_Directions for this task_:
Copy the whole listing below exactly, with nothing left out.
(Dataset excerpts begins)
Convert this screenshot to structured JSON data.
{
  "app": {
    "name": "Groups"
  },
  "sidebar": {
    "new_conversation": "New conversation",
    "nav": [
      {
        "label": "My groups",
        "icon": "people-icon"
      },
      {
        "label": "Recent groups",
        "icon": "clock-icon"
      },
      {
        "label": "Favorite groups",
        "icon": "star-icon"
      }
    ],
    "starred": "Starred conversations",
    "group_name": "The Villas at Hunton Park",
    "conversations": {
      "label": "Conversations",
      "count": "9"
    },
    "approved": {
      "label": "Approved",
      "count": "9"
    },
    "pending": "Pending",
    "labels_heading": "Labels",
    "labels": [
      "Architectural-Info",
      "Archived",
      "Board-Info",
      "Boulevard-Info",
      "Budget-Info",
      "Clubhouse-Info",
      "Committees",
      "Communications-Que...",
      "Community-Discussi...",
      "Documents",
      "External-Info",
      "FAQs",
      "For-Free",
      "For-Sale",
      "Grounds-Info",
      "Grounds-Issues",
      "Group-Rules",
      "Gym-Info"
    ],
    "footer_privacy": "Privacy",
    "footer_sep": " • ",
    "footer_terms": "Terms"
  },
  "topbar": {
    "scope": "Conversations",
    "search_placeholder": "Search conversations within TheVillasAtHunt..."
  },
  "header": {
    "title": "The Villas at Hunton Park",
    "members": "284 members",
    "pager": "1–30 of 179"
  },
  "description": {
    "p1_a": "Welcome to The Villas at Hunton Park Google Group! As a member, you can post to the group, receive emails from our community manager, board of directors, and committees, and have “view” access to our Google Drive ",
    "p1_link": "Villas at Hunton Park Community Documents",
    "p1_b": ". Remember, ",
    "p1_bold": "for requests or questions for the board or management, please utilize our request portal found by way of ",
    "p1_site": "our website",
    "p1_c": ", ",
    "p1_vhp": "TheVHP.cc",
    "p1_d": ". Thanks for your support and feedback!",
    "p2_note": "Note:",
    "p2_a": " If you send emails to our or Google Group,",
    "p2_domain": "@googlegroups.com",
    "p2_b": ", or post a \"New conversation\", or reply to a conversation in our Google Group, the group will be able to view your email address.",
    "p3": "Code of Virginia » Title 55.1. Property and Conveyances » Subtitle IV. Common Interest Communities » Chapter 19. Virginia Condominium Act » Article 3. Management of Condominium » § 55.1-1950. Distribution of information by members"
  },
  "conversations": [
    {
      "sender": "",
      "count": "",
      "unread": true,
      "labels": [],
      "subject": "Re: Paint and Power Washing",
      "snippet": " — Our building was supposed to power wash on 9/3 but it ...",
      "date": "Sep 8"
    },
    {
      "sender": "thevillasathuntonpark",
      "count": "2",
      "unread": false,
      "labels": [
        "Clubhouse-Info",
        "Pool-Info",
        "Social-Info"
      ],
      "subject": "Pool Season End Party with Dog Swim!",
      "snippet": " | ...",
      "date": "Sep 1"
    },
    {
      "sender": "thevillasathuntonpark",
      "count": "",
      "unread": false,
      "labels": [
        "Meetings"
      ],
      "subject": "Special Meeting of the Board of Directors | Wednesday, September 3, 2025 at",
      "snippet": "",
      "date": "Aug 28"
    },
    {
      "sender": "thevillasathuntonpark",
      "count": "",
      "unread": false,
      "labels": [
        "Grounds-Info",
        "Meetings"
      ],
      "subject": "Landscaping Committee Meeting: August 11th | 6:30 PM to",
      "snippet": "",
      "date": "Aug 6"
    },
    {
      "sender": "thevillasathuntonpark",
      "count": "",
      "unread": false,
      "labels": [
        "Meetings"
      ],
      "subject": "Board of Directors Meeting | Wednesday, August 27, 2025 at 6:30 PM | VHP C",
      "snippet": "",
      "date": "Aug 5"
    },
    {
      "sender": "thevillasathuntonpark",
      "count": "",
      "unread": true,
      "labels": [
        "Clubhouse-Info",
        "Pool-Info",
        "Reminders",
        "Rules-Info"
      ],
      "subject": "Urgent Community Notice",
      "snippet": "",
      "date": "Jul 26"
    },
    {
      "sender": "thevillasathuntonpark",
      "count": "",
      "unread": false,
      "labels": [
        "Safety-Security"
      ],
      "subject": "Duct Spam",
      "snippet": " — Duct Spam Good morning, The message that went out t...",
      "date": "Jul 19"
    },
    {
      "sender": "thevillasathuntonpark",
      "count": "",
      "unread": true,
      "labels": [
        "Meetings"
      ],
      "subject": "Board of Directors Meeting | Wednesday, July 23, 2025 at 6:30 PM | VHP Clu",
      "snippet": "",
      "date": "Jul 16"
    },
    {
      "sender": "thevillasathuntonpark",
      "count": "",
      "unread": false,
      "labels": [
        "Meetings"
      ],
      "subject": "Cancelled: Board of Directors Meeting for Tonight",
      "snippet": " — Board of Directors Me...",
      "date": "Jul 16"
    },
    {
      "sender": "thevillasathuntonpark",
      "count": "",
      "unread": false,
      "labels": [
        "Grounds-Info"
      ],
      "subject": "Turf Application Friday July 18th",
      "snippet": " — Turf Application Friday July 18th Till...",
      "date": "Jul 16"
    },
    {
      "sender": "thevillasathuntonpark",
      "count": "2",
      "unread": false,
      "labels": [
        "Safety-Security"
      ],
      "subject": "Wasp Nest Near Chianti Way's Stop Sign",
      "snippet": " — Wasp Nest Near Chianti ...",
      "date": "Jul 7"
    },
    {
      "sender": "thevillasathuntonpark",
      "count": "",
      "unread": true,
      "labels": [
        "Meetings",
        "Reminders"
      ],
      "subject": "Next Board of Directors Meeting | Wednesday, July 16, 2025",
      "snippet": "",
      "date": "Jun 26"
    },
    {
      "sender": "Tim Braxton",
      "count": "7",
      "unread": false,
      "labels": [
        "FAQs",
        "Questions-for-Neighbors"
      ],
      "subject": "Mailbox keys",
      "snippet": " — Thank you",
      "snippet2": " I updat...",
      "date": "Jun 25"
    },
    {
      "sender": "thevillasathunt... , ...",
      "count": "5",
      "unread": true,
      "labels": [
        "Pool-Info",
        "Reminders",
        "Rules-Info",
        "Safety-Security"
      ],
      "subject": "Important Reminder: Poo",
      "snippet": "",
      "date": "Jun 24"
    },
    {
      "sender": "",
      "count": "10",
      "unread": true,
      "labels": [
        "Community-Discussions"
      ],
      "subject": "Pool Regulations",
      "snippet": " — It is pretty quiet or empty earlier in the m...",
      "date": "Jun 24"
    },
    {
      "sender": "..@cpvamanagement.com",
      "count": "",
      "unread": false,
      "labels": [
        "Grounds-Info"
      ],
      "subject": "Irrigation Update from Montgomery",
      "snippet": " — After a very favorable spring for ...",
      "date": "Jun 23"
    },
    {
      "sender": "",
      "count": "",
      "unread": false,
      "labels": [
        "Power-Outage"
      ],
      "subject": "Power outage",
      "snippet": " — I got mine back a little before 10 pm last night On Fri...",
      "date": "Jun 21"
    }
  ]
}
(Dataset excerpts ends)
_Written answer_:
Convert this screenshot to structured JSON data.
{
  "app": {
    "name": "Groups"
  },
  "sidebar": {
    "new_conversation": "New conversation",
    "nav": [
      {
        "label": "My groups",
        "icon": "people-icon"
      },
      {
        "label": "Recent groups",
        "icon": "clock-icon"
      },
      {
        "label": "Favorite groups",
        "icon": "star-icon"
      }
    ],
    "starred": "Starred conversations",
    "group_name": "The Villas at Hunton Park",
    "conversations": {
      "label": "Conversations",
      "count": "9"
    },
    "approved": {
      "label": "Approved",
      "count": "9"
    },
    "pending": "Pending",
    "labels_heading": "Labels",
    "labels": [
      "Architectural-Info",
      "Archived",
      "Board-Info",
      "Boulevard-Info",
      "Budget-Info",
      "Clubhouse-Info",
      "Committees",
      "Communications-Que...",
      "Community-Discussi...",
      "Documents",
      "External-Info",
      "FAQs",
      "For-Free",
      "For-Sale",
      "Grounds-Info",
      "Grounds-Issues",
      "Group-Rules",
      "Gym-Info"
    ],
    "footer_privacy": "Privacy",
    "footer_sep": " • ",
    "footer_terms": "Terms"
  },
  "topbar": {
    "scope": "Conversations",
    "search_placeholder": "Search conversations within TheVillasAtHunt..."
  },
  "header": {
    "title": "The Villas at Hunton Park",
    "members": "284 members",
    "pager": "1–30 of 179"
  },
  "description": {
    "p1_a": "Welcome to The Villas at Hunton Park Google Group! As a member, you can post to the group, receive emails from our community manager, board of directors, and committees, and have “view” access to our Google Drive ",
    "p1_link": "Villas at Hunton Park Community Documents",
    "p1_b": ". Remember, ",
    "p1_bold": "for requests or questions for the board or management, please utilize our request portal found by way of ",
    "p1_site": "our website",
    "p1_c": ", ",
    "p1_vhp": "TheVHP.cc",
    "p1_d": ". Thanks for your support and feedback!",
    "p2_note": "Note:",
    "p2_a": " If you send emails to our or Google Group,",
    "p2_domain": "@googlegroups.com",
    "p2_b": ", or post a \"New conversation\", or reply to a conversation in our Google Group, the group will be able to view your email address.",
    "p3": "Code of Virginia » Title 55.1. Property and Conveyances » Subtitle IV. Common Interest Communities » Chapter 19. Virginia Condominium Act » Article 3. Management of Condominium » § 55.1-1950. Distribution of information by members"
  },
  "conversations": [
    {
      "sender": "",
      "count": "",
      "unread": true,
      "labels": [],
      "subject": "Re: Paint and Power Washing",
      "snippet": " — Our building was supposed to power wash on 9/3 but it ...",
      "date": "Sep 8"
    },
    {
      "sender": "thevillasathuntonpark",
      "count": "2",
      "unread": false,
      "labels": [
        "Clubhouse-Info",
        "Pool-Info",
        "Social-Info"
      ],
      "subject": "Pool Season End Party with Dog Swim!",
      "snippet": " | ...",
      "date": "Sep 1"
    },
    {
      "sender": "thevillasathuntonpark",
      "count": "",
      "unread": false,
      "labels": [
        "Meetings"
      ],
      "subject": "Special Meeting of the Board of Directors | Wednesday, September 3, 2025 at",
      "snippet": "",
      "date": "Aug 28"
    },
    {
      "sender": "thevillasathuntonpark",
      "count": "",
      "unread": false,
      "labels": [
        "Grounds-Info",
        "Meetings"
      ],
      "subject": "Landscaping Committee Meeting: August 11th | 6:30 PM to",
      "snippet": "",
      "date": "Aug 6"
    },
    {
      "sender": "thevillasathuntonpark",
      "count": "",
      "unread": false,
      "labels": [
        "Meetings"
      ],
      "subject": "Board of Directors Meeting | Wednesday, August 27, 2025 at 6:30 PM | VHP C",
      "snippet": "",
      "date": "Aug 5"
    },
    {
      "sender": "thevillasathuntonpark",
      "count": "",
      "unread": true,
      "labels": [
        "Clubhouse-Info",
        "Pool-Info",
        "Reminders",
        "Rules-Info"
      ],
      "subject": "Urgent Community Notice",
      "snippet": "",
      "date": "Jul 26"
    },
    {
      "sender": "thevillasathuntonpark",
      "count": "",
      "unread": false,
      "labels": [
        "Safety-Security"
      ],
      "subject": "Duct Spam",
      "snippet": " — Duct Spam Good morning, The message that went out t...",
      "date": "Jul 19"
    },
    {
      "sender": "thevillasathuntonpark",
      "count": "",
      "unread": true,
      "labels": [
        "Meetings"
      ],
      "subject": "Board of Directors Meeting | Wednesday, July 23, 2025 at 6:30 PM | VHP Clu",
      "snippet": "",
      "date": "Jul 16"
    },
    {
      "sender": "thevillasathuntonpark",
      "count": "",
      "unread": false,
      "labels": [
        "Meetings"
      ],
      "subject": "Cancelled: Board of Directors Meeting for Tonight",
      "snippet": " — Board of Directors Me...",
      "date": "Jul 16"
    },
    {
      "sender": "thevillasathuntonpark",
      "count": "",
      "unread": false,
      "labels": [
        "Grounds-Info"
      ],
      "subject": "Turf Application Friday July 18th",
      "snippet": " — Turf Application Friday July 18th Till...",
      "date": "Jul 16"
    },
    {
      "sender": "thevillasathuntonpark",
      "count": "2",
      "unread": false,
      "labels": [
        "Safety-Security"
      ],
      "subject": "Wasp Nest Near Chianti Way's Stop Sign",
      "snippet": " — Wasp Nest Near Chianti ...",
      "date": "Jul 7"
    },
    {
      "sender": "thevillasathuntonpark",
      "count": "",
      "unread": true,
      "labels": [
        "Meetings",
        "Reminders"
      ],
      "subject": "Next Board of Directors Meeting | Wednesday, July 16, 2025",
      "snippet": "",
      "date": "Jun 26"
    },
    {
      "sender": "Tim Braxton",
      "count": "7",
      "unread": false,
      "labels": [
        "FAQs",
        "Questions-for-Neighbors"
      ],
      "subject": "Mailbox keys",
      "snippet": " — Thank you",
      "snippet2": " I updat...",
      "date": "Jun 25"
    },
    {
      "sender": "thevillasathunt... , ...",
      "count": "5",
      "unread": true,
      "labels": [
        "Pool-Info",
        "Reminders",
        "Rules-Info",
        "Safety-Security"
      ],
      "subject": "Important Reminder: Poo",
      "snippet": "",
      "date": "Jun 24"
    },
    {
      "sender": "",
      "count": "10",
      "unread": true,
      "labels": [
        "Community-Discussions"
      ],
      "subject": "Pool Regulations",
      "snippet": " — It is pretty quiet or empty earlier in the m...",
      "date": "Jun 24"
    },
    {
      "sender": "..@cpvamanagement.com",
      "count": "",
      "unread": false,
      "labels": [
        "Grounds-Info"
      ],
      "subject": "Irrigation Update from Montgomery",
      "snippet": " — After a very favorable spring for ...",
      "date": "Jun 23"
    },
    {
      "sender": "",
      "count": "",
      "unread": false,
      "labels": [
        "Power-Outage"
      ],
      "subject": "Power outage",
      "snippet": " — I got mine back a little before 10 pm last night On Fri...",
      "date": "Jun 21"
    }
  ]
}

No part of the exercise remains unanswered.